Easycrate CEO Robert Bradley said an established relationship with local partner Mark Hendley, appointed Managing Director of Easycrate Hong Kong, had set the groundwork for the Hong Kong expansion.
“Mark has been instrumental to the launch of Easycrate in Hong Kong,” Mr Bradley said. “Being a longtime resident, he helped us to assess the compatibility of the solutions that Easycrate offers in the UK with the unique requirements of businesses here. This insight has enabled us to develop bespoke solutions for Hong Kong businesses and residents alike.”
Until this point, Mr Bradley said, there had been no alternative to cardboard boxes, which contribute greatly to landfill, in transporting corporate goods. Easycrate’s Returnable Transit Packaging offers corporations returnable plastic boxes, which can be moved, stacked and cleaned with ease. “By not having to throw away the boxes once their purpose is complete, it provides a cost-effective and environmentally friendly way of relocating items and can be hired over and over again,” he said.
Perfect Business Hub
|Easycrate’s reusable plastic storage crates offer an enviromentally friendly solution|
Mr Hendley agrees. “Hong Kong, the most dynamic and fastest-growing business hub in Asia, was the obvious choice for us.”
He views Hong Kong as the launching pad for expansion in Asia. “We see a clear opportunity here, largely fuelled by the fact that there are no current competitors.
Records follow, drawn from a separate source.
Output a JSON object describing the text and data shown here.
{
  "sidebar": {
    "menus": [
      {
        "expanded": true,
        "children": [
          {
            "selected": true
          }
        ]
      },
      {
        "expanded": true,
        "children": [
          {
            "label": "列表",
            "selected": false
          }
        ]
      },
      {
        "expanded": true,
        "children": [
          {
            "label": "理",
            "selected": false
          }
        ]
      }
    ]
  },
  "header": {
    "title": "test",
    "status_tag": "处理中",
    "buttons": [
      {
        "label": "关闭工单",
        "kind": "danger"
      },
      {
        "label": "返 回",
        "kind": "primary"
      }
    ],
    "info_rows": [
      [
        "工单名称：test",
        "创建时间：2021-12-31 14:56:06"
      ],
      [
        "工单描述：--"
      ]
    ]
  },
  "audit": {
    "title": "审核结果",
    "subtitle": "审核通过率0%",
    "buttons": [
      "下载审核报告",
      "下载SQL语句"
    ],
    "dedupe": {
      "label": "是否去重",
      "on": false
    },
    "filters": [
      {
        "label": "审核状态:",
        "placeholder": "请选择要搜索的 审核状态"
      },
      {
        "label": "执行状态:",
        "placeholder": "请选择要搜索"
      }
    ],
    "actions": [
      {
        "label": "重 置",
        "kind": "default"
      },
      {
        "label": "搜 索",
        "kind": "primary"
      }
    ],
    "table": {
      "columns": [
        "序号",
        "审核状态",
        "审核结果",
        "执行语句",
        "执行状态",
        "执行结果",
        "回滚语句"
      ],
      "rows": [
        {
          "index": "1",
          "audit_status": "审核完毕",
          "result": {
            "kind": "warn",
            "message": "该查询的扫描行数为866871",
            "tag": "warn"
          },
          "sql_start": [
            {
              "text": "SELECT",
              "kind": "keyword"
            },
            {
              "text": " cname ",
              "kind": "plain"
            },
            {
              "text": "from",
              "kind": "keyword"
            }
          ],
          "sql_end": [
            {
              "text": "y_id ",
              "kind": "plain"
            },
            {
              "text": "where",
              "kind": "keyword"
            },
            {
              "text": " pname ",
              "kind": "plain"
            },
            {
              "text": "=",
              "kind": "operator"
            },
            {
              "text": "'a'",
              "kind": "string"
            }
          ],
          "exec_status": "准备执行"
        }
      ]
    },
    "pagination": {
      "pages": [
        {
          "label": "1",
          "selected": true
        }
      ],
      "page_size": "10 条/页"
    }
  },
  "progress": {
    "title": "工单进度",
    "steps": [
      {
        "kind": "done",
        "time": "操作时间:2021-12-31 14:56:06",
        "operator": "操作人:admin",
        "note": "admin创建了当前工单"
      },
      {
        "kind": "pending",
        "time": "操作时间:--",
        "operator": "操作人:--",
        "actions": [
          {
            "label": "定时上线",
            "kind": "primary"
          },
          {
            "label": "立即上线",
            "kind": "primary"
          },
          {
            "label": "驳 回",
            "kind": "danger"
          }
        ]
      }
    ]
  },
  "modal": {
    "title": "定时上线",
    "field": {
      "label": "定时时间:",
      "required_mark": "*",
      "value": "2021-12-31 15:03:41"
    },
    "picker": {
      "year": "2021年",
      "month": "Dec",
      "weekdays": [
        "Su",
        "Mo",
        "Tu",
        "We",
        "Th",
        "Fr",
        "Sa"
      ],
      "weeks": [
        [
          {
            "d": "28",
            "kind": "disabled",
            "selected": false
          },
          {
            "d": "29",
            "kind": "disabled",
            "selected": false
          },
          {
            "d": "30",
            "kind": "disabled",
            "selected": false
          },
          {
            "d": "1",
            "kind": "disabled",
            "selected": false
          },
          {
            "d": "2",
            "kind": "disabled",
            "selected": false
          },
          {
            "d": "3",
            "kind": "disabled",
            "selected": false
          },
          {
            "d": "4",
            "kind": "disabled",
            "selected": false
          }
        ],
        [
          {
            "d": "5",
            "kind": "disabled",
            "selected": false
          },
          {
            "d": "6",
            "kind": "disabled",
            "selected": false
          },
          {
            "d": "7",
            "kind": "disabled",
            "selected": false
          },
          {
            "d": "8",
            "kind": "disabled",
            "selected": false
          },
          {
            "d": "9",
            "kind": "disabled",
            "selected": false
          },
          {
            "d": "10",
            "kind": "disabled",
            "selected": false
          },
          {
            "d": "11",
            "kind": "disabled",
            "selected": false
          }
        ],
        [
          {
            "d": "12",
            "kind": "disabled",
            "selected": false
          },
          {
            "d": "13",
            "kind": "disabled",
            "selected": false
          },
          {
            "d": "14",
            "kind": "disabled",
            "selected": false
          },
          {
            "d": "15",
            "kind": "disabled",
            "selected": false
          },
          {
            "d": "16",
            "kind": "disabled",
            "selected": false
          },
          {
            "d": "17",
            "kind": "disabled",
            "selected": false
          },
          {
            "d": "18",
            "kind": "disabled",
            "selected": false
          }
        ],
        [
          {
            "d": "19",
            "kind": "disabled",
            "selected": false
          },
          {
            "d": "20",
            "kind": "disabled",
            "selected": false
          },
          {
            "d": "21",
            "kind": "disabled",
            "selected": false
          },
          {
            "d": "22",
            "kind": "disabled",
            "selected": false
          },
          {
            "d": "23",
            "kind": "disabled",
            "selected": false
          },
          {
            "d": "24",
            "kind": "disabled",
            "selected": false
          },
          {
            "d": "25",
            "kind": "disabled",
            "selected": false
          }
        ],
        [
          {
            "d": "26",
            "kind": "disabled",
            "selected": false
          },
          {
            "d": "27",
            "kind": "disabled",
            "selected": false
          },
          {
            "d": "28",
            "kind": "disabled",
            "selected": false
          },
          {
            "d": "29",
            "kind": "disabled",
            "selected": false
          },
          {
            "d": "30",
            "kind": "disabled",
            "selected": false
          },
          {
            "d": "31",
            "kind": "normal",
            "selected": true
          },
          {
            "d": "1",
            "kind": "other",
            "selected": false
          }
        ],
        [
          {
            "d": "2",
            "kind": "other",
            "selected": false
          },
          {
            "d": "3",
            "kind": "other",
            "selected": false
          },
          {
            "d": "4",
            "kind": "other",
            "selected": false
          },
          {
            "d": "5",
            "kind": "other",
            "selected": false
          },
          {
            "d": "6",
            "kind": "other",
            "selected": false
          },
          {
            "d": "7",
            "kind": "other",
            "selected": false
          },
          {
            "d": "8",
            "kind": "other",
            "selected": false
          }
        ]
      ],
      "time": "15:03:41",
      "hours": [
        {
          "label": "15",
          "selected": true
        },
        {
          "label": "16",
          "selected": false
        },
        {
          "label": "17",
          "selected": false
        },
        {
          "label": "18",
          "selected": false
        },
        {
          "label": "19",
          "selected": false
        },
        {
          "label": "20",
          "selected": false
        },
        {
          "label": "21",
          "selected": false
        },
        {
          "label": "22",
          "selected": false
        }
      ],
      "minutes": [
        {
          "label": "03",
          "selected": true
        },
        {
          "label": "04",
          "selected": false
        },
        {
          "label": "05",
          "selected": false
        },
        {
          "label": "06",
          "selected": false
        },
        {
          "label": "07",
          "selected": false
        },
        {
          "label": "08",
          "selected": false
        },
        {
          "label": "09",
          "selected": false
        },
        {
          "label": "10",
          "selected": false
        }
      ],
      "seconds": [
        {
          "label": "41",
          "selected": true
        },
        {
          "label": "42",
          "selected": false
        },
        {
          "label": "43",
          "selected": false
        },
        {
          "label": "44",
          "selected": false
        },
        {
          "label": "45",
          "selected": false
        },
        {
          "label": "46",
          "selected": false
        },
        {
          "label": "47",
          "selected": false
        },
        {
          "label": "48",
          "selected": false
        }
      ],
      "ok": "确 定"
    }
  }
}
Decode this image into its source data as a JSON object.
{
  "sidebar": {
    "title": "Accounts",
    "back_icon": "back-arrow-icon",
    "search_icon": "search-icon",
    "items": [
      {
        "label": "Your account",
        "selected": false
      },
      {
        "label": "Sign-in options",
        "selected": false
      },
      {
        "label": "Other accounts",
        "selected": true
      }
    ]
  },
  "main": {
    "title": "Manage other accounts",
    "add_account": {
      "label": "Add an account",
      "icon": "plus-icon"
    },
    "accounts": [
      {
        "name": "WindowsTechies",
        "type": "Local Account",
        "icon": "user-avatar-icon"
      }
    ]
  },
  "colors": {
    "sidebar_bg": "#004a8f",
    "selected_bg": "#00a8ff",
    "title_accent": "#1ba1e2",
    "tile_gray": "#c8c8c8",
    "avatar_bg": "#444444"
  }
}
Crates are versatile enough to be used by businesses of any size and description, and for private use, so the market opportunity is almost limitless. Because of the variety of businesses in Hong Kong, and the region’s eagerness to embrace greener issues, we want to focus on Hong Kong initially, with offices in Singapore and Kuala Lumpur to follow shortly.”
The partners are targeting a broad customer base. “We see both a commercial and domestic market for this product,” Mr Hendley said. “Our business model tends to focus on businesses relocating, as the crates are ideally suited to making their lives a whole lot easier in terms of packing computers, files, office equipment and moving them safely and easily. Domestically, it enables people moving house or redecorating to store items and move them around high-rises without breaking their backs.”
The product is also in line with Hong Kong’s environmental objectives. “We believe that the plastic crate is an easy answer to Hong Kong’s green push,” Mr Hendley said. “The whole crate hire model is aimed at companies and individuals wanting a greener alternative. Our crates are reusable, and their robust nature means that they naturally have a long lifecycle. We deliver the crates, they are used and then we collect them for reuse. Nothing gets thrown away, because the crates are so hard to damage there is no disposal needed if they get wet or even if they are dropped. We know that by simply switching to crates, you can reduce your packaging disposal for an average-sized business by up to 35 per cent.”
The timing “couldn’t be better,” he said, given that about six million tonnes of municipal solid waste are generated each year. And with the city’s three major landfills projected to be full by 2019, the government is looking at alternatives.
“For us, the missing link to the market will be education. As there are no competitors on the market, we need to introduce our crates to potential customers so they know that there is actually a greener alternative out there.”